• TASK OBJECTIVE: Count every line below that holds "this". Number only.

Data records

--- START ---

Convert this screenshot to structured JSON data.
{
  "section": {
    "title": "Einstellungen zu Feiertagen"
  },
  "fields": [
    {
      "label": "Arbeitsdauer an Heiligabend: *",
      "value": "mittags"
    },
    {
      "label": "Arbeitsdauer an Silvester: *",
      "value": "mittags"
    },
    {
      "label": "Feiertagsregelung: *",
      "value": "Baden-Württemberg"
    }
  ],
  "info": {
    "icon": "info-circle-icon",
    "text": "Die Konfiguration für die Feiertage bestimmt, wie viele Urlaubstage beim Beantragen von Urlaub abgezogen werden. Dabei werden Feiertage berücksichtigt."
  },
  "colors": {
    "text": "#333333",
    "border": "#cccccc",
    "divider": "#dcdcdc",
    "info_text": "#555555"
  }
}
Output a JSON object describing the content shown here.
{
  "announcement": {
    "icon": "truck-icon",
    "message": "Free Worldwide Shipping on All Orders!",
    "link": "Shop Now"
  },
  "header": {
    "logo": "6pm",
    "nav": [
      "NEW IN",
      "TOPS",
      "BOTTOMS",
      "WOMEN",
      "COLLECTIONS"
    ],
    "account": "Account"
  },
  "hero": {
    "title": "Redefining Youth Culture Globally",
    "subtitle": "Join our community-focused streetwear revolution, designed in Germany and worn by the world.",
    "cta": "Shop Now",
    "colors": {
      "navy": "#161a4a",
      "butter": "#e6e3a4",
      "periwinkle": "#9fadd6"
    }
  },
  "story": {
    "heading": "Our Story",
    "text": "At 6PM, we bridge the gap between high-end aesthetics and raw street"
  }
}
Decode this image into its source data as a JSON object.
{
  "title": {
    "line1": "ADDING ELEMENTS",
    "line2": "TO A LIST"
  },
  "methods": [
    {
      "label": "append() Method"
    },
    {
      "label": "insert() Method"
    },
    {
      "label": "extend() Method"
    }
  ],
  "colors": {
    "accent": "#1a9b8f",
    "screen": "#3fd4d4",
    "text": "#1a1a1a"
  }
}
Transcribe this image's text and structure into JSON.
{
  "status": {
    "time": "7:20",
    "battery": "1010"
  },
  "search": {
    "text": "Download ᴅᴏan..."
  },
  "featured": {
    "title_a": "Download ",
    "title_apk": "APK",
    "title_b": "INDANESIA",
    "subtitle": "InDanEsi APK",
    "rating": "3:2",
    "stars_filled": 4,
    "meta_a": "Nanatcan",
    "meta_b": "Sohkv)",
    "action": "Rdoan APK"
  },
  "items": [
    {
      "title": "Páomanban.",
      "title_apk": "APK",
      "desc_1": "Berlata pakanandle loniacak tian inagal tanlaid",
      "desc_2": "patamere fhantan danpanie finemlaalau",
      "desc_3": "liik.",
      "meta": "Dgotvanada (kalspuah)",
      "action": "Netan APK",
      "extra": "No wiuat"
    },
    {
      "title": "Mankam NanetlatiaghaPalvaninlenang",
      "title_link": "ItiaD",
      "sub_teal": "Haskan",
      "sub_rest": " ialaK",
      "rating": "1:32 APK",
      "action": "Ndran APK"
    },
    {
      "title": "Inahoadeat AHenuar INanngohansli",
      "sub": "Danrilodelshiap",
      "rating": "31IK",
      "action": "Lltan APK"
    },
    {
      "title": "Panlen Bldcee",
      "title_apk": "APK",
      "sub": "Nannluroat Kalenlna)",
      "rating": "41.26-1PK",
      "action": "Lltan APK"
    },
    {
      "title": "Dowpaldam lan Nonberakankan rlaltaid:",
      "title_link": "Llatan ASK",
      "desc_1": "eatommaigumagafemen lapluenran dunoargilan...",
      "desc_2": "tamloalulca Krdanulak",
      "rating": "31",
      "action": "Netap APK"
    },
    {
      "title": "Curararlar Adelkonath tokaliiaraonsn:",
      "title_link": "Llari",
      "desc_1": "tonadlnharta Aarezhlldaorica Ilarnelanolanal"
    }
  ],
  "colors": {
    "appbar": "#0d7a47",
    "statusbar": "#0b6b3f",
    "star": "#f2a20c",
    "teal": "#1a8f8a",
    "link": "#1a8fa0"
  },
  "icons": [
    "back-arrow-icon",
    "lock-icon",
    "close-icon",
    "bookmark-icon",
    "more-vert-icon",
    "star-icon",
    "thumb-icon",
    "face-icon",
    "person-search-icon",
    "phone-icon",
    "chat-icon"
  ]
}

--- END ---

• YOUR RESPONSE: 3